### Task instructions
Report, from the records below, every line where the word "label" appears.

....

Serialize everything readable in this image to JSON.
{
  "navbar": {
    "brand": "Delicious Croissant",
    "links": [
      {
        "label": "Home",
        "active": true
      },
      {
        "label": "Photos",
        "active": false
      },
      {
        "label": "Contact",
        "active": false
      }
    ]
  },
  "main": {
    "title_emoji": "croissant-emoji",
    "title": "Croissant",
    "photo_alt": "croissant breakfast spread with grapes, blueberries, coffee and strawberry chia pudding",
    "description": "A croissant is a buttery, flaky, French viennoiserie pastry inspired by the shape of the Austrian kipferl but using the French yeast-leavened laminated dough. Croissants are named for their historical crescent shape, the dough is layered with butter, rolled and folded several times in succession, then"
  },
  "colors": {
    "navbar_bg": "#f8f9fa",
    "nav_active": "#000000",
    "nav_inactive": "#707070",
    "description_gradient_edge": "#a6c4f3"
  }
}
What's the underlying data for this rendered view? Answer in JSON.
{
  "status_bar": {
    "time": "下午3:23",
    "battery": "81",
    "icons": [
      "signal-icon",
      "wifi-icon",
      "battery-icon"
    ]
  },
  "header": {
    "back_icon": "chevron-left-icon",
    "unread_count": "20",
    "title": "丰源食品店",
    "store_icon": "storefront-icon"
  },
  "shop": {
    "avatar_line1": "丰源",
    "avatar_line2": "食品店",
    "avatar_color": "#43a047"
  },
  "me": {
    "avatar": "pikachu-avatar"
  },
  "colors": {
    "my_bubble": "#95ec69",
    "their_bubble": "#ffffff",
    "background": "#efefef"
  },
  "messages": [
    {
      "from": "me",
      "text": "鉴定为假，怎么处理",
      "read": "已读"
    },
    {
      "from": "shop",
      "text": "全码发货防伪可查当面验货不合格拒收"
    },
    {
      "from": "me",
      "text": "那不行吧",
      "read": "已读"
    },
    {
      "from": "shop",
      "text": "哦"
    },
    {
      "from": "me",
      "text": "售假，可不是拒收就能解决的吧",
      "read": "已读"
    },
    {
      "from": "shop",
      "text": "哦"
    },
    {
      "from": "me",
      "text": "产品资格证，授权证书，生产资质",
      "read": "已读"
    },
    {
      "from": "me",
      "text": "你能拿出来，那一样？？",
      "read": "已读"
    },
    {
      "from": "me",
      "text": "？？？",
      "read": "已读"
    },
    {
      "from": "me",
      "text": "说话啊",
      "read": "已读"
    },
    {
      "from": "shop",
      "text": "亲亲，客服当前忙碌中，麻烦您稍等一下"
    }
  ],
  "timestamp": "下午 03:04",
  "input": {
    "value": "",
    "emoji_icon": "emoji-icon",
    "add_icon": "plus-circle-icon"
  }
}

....

### Answer to this exercise
        "label": "Home",
        "label": "Photos",
        "label": "Contact",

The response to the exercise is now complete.